[3, 4, 6, 8, 10, 11, 17, 36–38]. However, the ability of this study to detect log-scale significant differences in CFU/mL between samples, provides strong evidence for sufficient statistical power to make broader inferences, which significantly mitigates any limitations based upon sample size
[23–25]. In addition, the use of relative-endpoint (RE) PCR, the more time-intensive and laborious process of quantitating reaction products for each sample in every cycle used to establish the minimum threshold, exponential phase, and saturation cycles required for calibration and concentration comparisons (the basis of real-time PCR) , to provide quantitative comparative data have been successfully used in many previous studies, which may suggest the RE-PCR method may be particularly appropriate to assess salivary microbial burden when more resource-intensive equipment and facilities for real-time PCR are not available; removing
[26–28] the barriers regarding the difficulty of both isolation and culture of PG, which might otherwise complicate studies examining oral microbial concentrations
However, an additional limitation may be that the sample population of this study consisted solely of adult patients, which does not provide any information regarding the adolescent orthodontic population (<18), although these younger populations have been the focus of intense study in previous research efforts because they have been the more traditional orthodontic patients until very recently
. Finally, and most importantly, the retrospective nature of this limited pilot study did not allow for other demographic information about smoking habits, systemic health issues, or oral disease risk to be collected, which may provide more information and additional insights in future studies of this population.
These results have implications for clinical practice, specifically about how it may relate to the treatment and care of minorities.
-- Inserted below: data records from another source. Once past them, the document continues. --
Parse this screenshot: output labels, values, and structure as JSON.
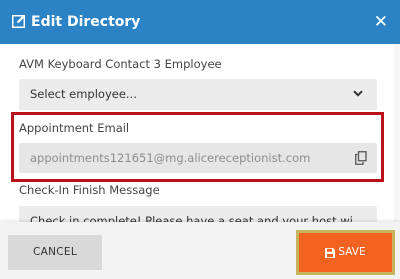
{
  "dialog": {
    "title": "Edit Directory",
    "close_glyph": "✕",
    "icons": {
      "title": "edit-icon",
      "close": "close-icon"
    }
  },
  "fields": {
    "keyboard_contact": {
      "label": "AVM Keyboard Contact 3 Employee",
      "selected": "Select employee...",
      "icon": "chevron-down-icon"
    },
    "appointment_email": {
      "label": "Appointment Email",
      "value": "appointments121651@mg.alicereceptionist.com",
      "icon": "copy-icon",
      "highlighted": true
    },
    "checkin_finish_message": {
      "label": "Check-In Finish Message",
      "value": "Check in complete! Please have a seat and your host will be out shortly."
    }
  },
  "footer": {
    "cancel_label": "CANCEL",
    "save_label": "SAVE",
    "save_icon": "floppy-disk-icon"
  },
  "colors": {
    "header": "#2b83c6",
    "highlight_border": "#b9121b",
    "save_button": "#f26322",
    "save_button_focus_ring": "#c7b45c",
    "cancel_button": "#d9d9d9"
  }
}
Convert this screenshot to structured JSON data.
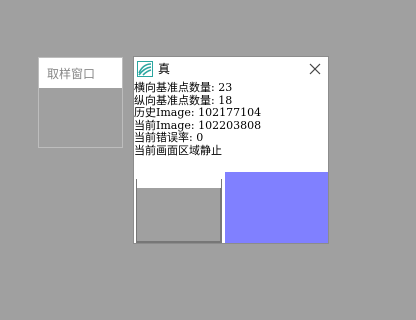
{
  "sample_window": {
    "title": "取样窗口"
  },
  "main_window": {
    "title": "真",
    "icon": "app-logo-icon",
    "close_icon": "close-icon",
    "info_lines": [
      "横向基准点数量: 23",
      "纵向基准点数量: 18",
      "历史Image: 102177104",
      "当前Image: 102203808",
      "当前错误率: 0",
      "当前画面区域静止"
    ],
    "preview": {
      "left_color": "#a0a0a0",
      "right_color": "#8080ff"
    }
  },
  "colors": {
    "desktop": "#a0a0a0",
    "icon_accent": "#2aa6a0",
    "preview_blue": "#8080ff"
  }
}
The results of this study are consistent with the most recent study of oral health literacy among minority populations, which found that although 82% of minority patients knew how to brush, thereby reducing SM populations and overall caries lesions, only 15% of patients knew how to floss, and flossed regularly
. The fact that nearly all of the patients testing positive for PG in this study were minority may point to a larger issue affecting populations that have lower health literacy, in general, and more specifically, much lower oral health literacy. The lack of statistically significant differences between males and females in this study further suggests that these phenomena are not specific to gender, but may be more pervasive among minority populations in this area who might benefit from additional oral health information, training, and targeted education initiatives from clinical dentistry. Although periodontitis in US minorities, most notably African Americans, have been well documented, fewer studies have focused on Hispanics
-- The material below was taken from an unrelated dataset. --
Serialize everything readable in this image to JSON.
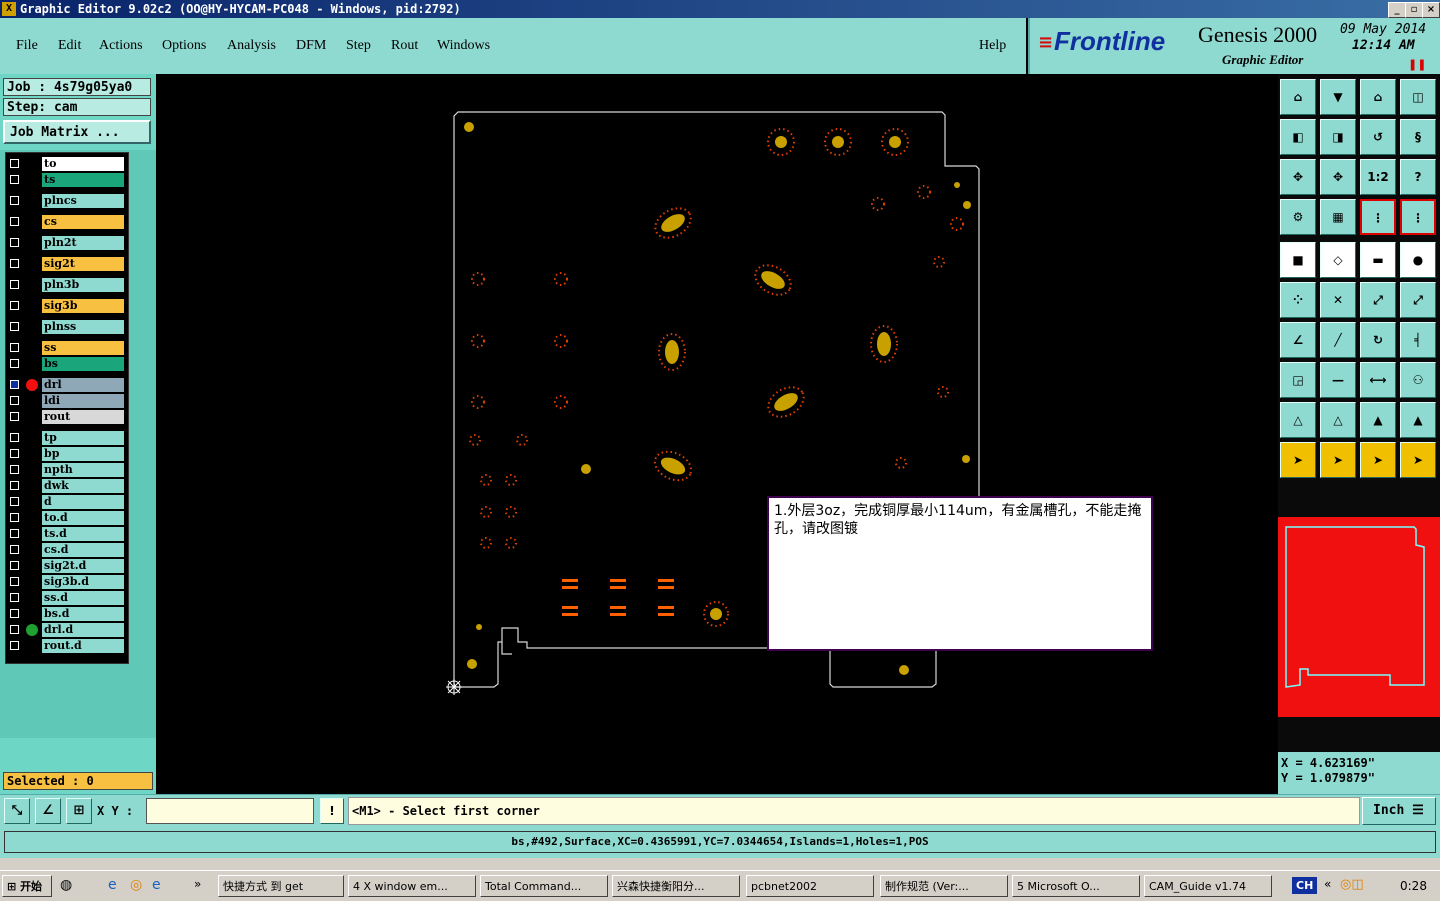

. The results of this study are particularly important to consider in Nevada, where recent estimates suggest that more than one-third of all state residents are minority and the vast majority of those (~80%) are Hispanic